Director-General of the National Space Research and Development Agency (NASRDA), Seidu Mohammed, said that the agreement would assist DMCII to canvass for international customers and signing necessary sales contracts prior to launch of the satellites. He explained, “The NigeriaSat-2 sensor will provide imagery of 3 resolutions, that is, 2.5 m panchromatic, 5m multispectral (R, G, B, NIR) and also carries the 32m multi-spectral payloads of Nigeria Sat-1, and more importantly NigeriaSat-2 can image in stereo mode, while the NigeriaSat-X sensor will provide 22m multi-spectral (RGB, NIR) imagery.
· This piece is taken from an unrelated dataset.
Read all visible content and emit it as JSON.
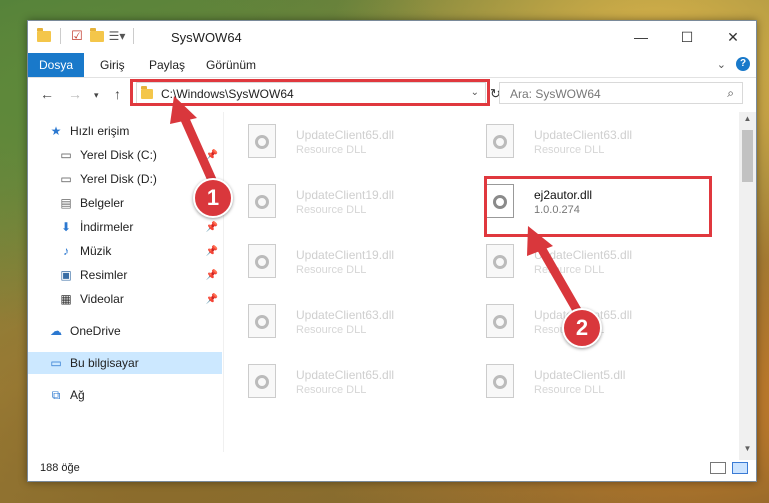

“For Nigeria, the intended usage of imageries from NigeriaSat-2 and Nigeria Sat-X is for broad area coverage inclusive of land use, geospatial analysis and environmental change monitoring. It will also be used for mapping, accurate geo-location and resale. NigeriaSat-2 is expected to provide a maximum of 250 images per day, while imagery volume from NigeriaSat-X has been established to be a handful of images per day, sharing many of the same storage and processing capabilities from the NigeriaSat-2 system.”
“In order to better prepare NASRDA for the exploitation of imageries from the NigeriaSat-2 and NigeriaSat-X satellites for the international market, NASRDA has received necessary approval from the Federal Ministry of Justice to sign an agreement with the DMCII, UK as the exclusive distributor for the sale of NigeriaSat-2 and NigeriaSat-X outside Africa. Distribution of these imageries within Africa will be the responsibility of NASRDA’s company-GeoApps Plus Ltd,” He added.
On the planned launch of the satellite from Russia, he said, “It is important to note that 44 per cent of American spacecrafts to date were launched in Russia. Therefore, it is relatively safe and cost effective to launch from Russia.”